Shift the o-ring on the shock or fork down until it reaches the stamps. Getting a friend to do this might be more accessible so you don’t confuse your position. It would help if you now got off the bike gently so that you don’t compress the suspension anymore. Use the tape measure or leader and calculate the expanse between the o-ring and the seals. Remark on this.
3. Add Or Remove Air
You are now required to compute the excellent sag for a susceptible fork. Just time the sag proportion by the overall travel, giving you what the sag should be. For instance, a fork with 160mm of travel that you want 20% sag with would be 160 times 0.2, which equals 32 mm of sag.
A shock is a little bit more confusing as you need to understand the stroke length of the shock. It’s often composed on the shock or given with a code that can be looked up on the manufacturer’s website. Still, if you don’t know it or can’t find it, you’ll have to entirely reduce the shock, compress it to bottom it out, magnify it, and calculate the distance from the seal to the o-ring.
It’s worth citing that the shock’s stroke isn’t always the same as the exposed shaft length, so double review exactness is required here, even if it takes a bit extended. Now you expect to reiterate the estimation as with the fork. For example, a shock with a 65mm stroke running 30 % sag would be 65 times 0.3, giving 19.5mm of sag.
Correlate this mark figure to the sagging figure you calculated before. If it’s larger, you need to eliminate air, and if lower, expand it. Do this using the shock pump, but ensure that the valve and pump are neat and free from the gravel, as it’ll disarray things if you get dirt inside your shocks. Add or eliminate air in percentage to how far out your gauged figure is from your target, but be conscious that 5-10psi will make quite a significant distinction.

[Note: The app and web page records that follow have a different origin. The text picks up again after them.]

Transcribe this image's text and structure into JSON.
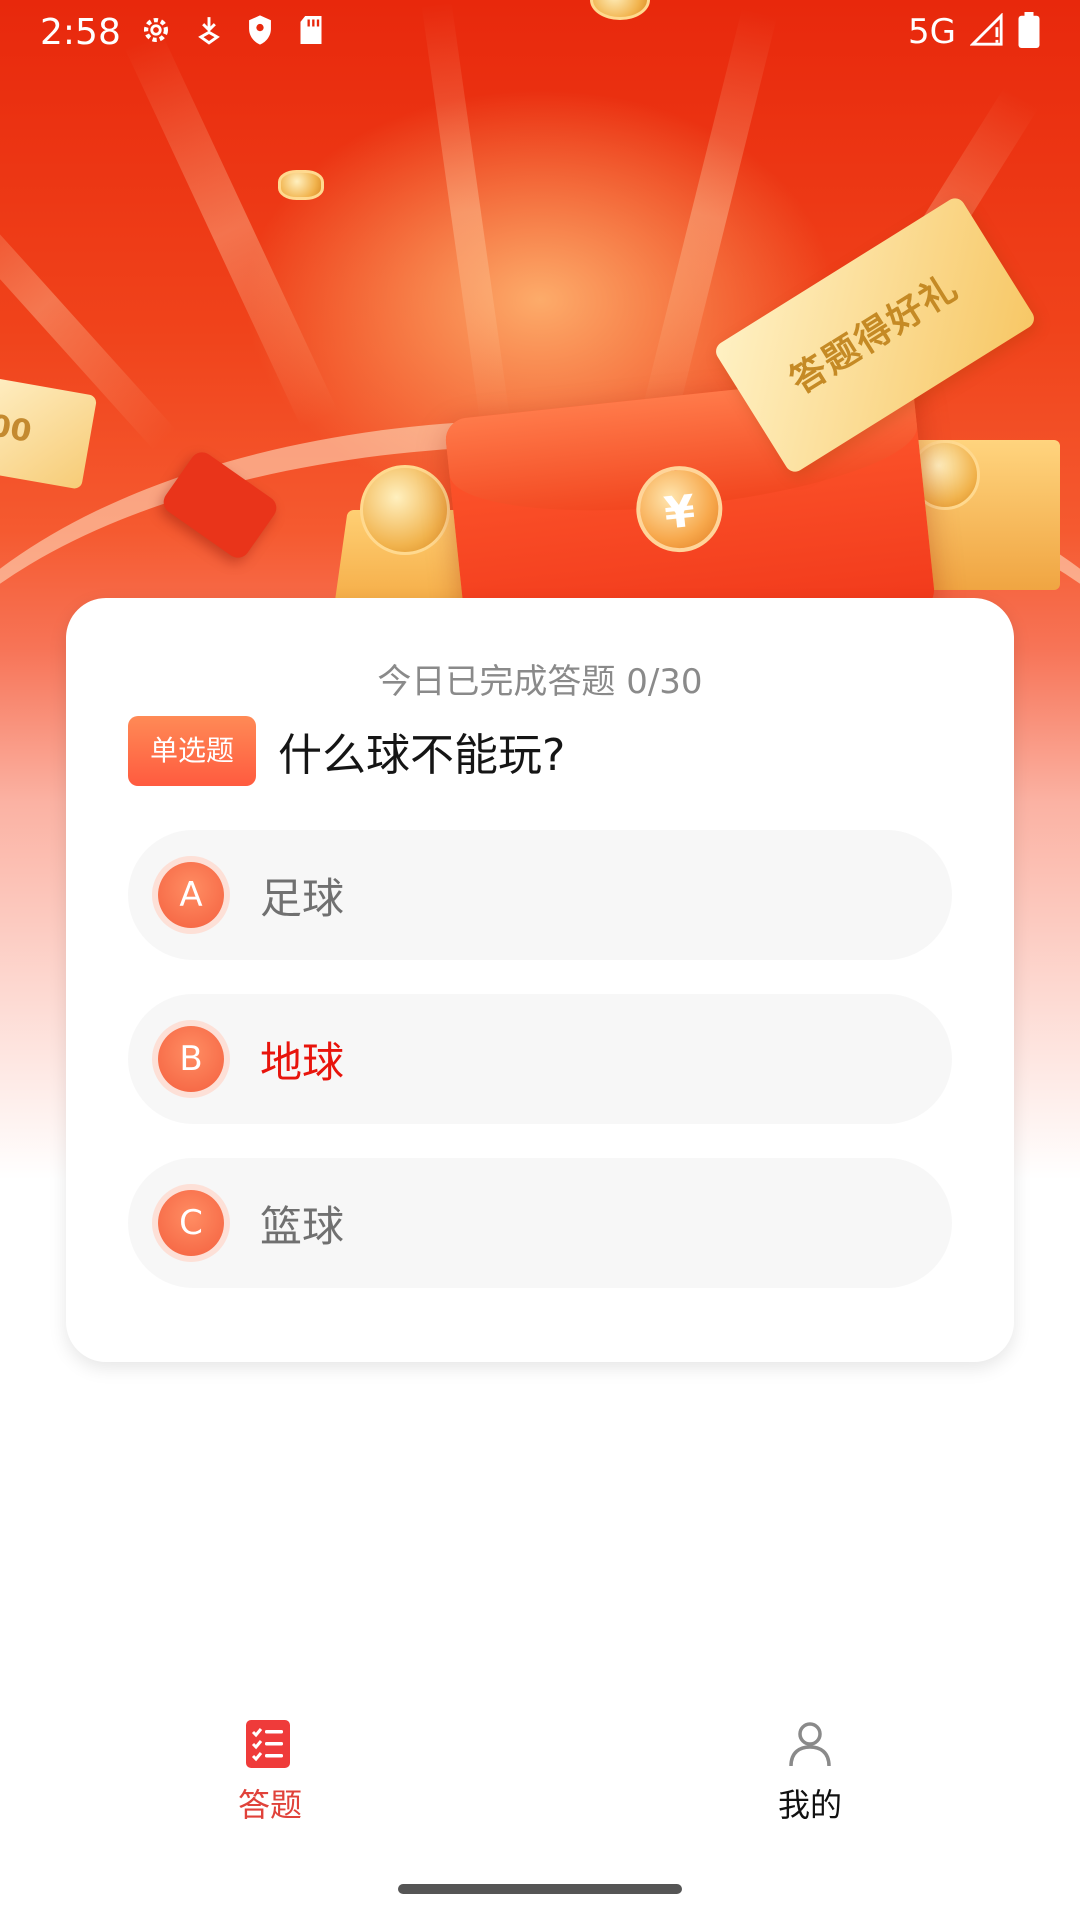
{
  "status_bar": {
    "time": "2:58",
    "network": "5G",
    "icons": [
      "settings-icon",
      "download-icon",
      "shield-icon",
      "sd-card-icon",
      "signal-icon",
      "battery-icon"
    ]
  },
  "hero": {
    "ticket_text": "答题得好礼",
    "left_ticket_text": ".00",
    "coin_symbol": "¥"
  },
  "quiz": {
    "progress_text": "今日已完成答题 0/30",
    "type_label": "单选题",
    "question": "什么球不能玩?",
    "options": [
      {
        "letter": "A",
        "text": "足球",
        "selected": false
      },
      {
        "letter": "B",
        "text": "地球",
        "selected": true
      },
      {
        "letter": "C",
        "text": "篮球",
        "selected": false
      }
    ]
  },
  "bottom_nav": {
    "items": [
      {
        "label": "答题",
        "icon": "checklist-icon",
        "active": true
      },
      {
        "label": "我的",
        "icon": "person-icon",
        "active": false
      }
    ]
  },
  "colors": {
    "accent": "#e8140c",
    "hero_top": "#e8280c",
    "badge": "#f4603f",
    "nav_active": "#e0423a"
  }
}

4. Measure Again, Repeat Until Ready!
You need to eliminate the shock pump and repeat the sag assessment step. Taking the pump off is crucial, as even the reasonably small air volume inside it will throw out your measurement. Some pumps have a particular valve so you can vacate the pump connected but separated from the air chamber.

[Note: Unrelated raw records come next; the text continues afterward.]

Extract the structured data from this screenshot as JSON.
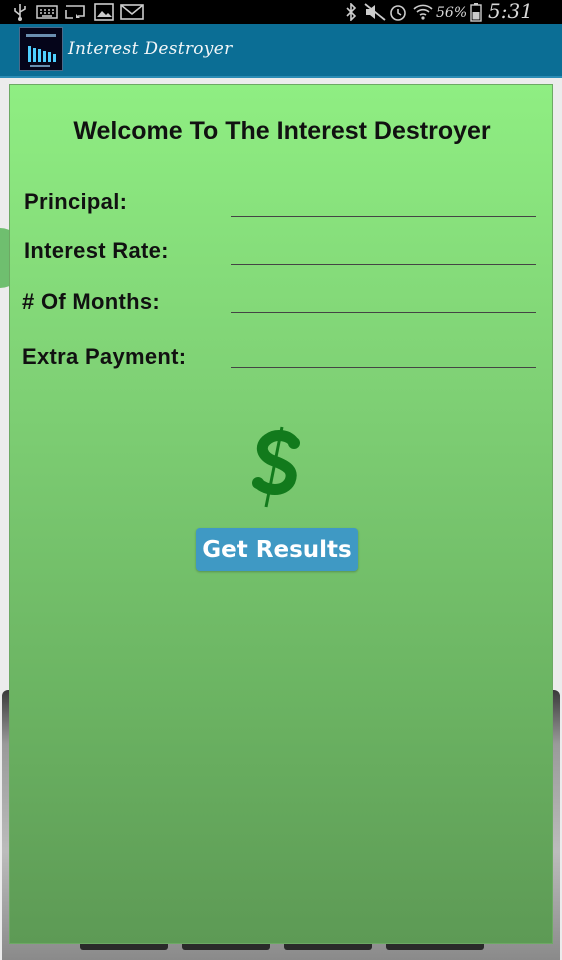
{
  "status_bar": {
    "battery_percent": "56%",
    "time": "5:31 PM",
    "icons": [
      "usb-icon",
      "keyboard-icon",
      "cast-icon",
      "image-icon",
      "gmail-icon",
      "bluetooth-icon",
      "mute-icon",
      "alarm-icon",
      "wifi-icon",
      "battery-icon"
    ]
  },
  "action_bar": {
    "title": "Interest Destroyer",
    "app_icon": "interest-destroyer-app-icon"
  },
  "dialog": {
    "heading": "Welcome To The Interest Destroyer",
    "fields": [
      {
        "label": "Principal:",
        "value": "",
        "placeholder": ""
      },
      {
        "label": "Interest Rate:",
        "value": "",
        "placeholder": ""
      },
      {
        "label": "# Of Months:",
        "value": "",
        "placeholder": ""
      },
      {
        "label": "Extra Payment:",
        "value": "",
        "placeholder": ""
      }
    ],
    "dollar_icon": "dollar-sign-icon",
    "button_label": "Get Results"
  },
  "colors": {
    "action_bar": "#0b6e95",
    "dialog_top": "#8fee82",
    "dialog_bottom": "#5d9a55",
    "button": "#3f99c4",
    "dollar": "#1a7a1a"
  }
}
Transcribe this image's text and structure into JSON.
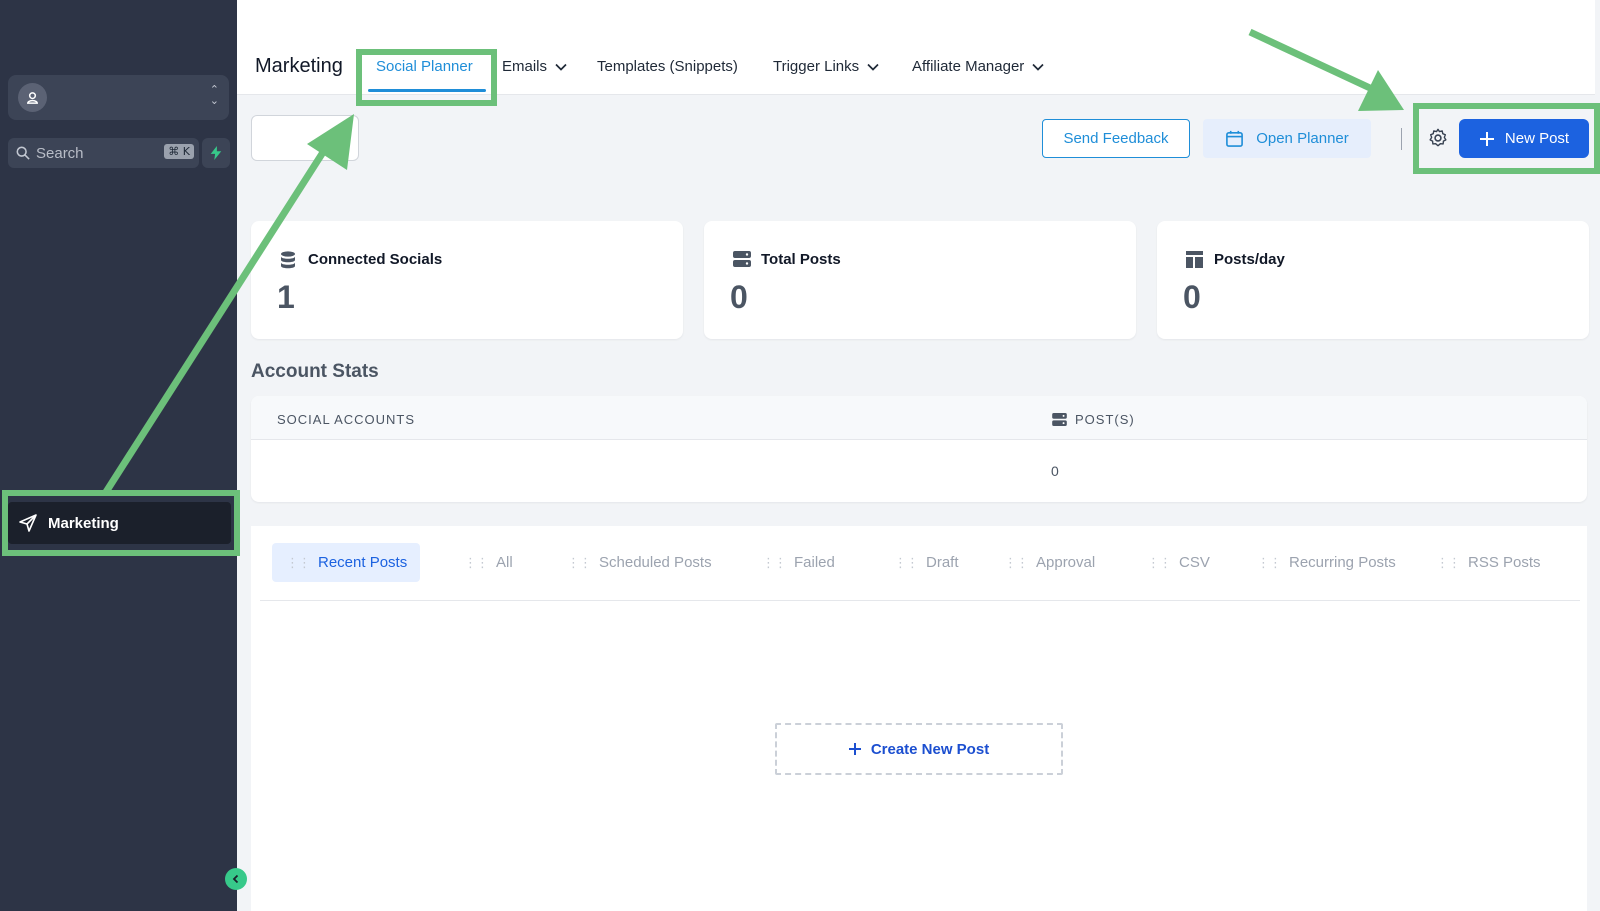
{
  "sidebar": {
    "search_placeholder": "Search",
    "search_shortcut": "⌘ K",
    "nav_marketing": "Marketing"
  },
  "topbar": {
    "title": "Marketing",
    "tabs": [
      {
        "label": "Social Planner",
        "active": true,
        "dropdown": false
      },
      {
        "label": "Emails",
        "dropdown": true
      },
      {
        "label": "Templates (Snippets)",
        "dropdown": false
      },
      {
        "label": "Trigger Links",
        "dropdown": true
      },
      {
        "label": "Affiliate Manager",
        "dropdown": true
      }
    ]
  },
  "toolbar": {
    "send_feedback": "Send Feedback",
    "open_planner": "Open Planner",
    "new_post": "New Post"
  },
  "stats": [
    {
      "label": "Connected Socials",
      "value": "1",
      "icon": "database-icon"
    },
    {
      "label": "Total Posts",
      "value": "0",
      "icon": "server-icon"
    },
    {
      "label": "Posts/day",
      "value": "0",
      "icon": "layout-icon"
    }
  ],
  "account_stats": {
    "title": "Account Stats",
    "col_social": "SOCIAL ACCOUNTS",
    "col_posts": "POST(S)",
    "row_posts": "0"
  },
  "post_tabs": [
    "Recent Posts",
    "All",
    "Scheduled Posts",
    "Failed",
    "Draft",
    "Approval",
    "CSV",
    "Recurring Posts",
    "RSS Posts"
  ],
  "create_new_post": "Create New Post",
  "colors": {
    "sidebar": "#2d3446",
    "accent": "#1f8ed8",
    "primary_button": "#1c62e0",
    "annotation": "#6cc07a"
  }
}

Keep rehearsing steps 2-5 until you get the sag figures to rectify. Then, to
do the other end of the bike. Just repeat this method.
5. Replace Valve Caps and Ride!
This one is simple: pop the valve caps, wrap them back on, and get out there. Then, when you have the format right, remark the pressure you’ve put in both fork and shock so you can get set up earlier next time if you have to reduce them for any reason.
Modifying your bike’s suspension is a satisfactory, straightforward method, but it can slightly confuse new riders. Many people believe it implicates a lot of guesswork, but the fact is that there’s a clear way to do it and an improper way to do it.
Take clues from this article’s dirt bike suspension tuning directions to ensure you do it correctly.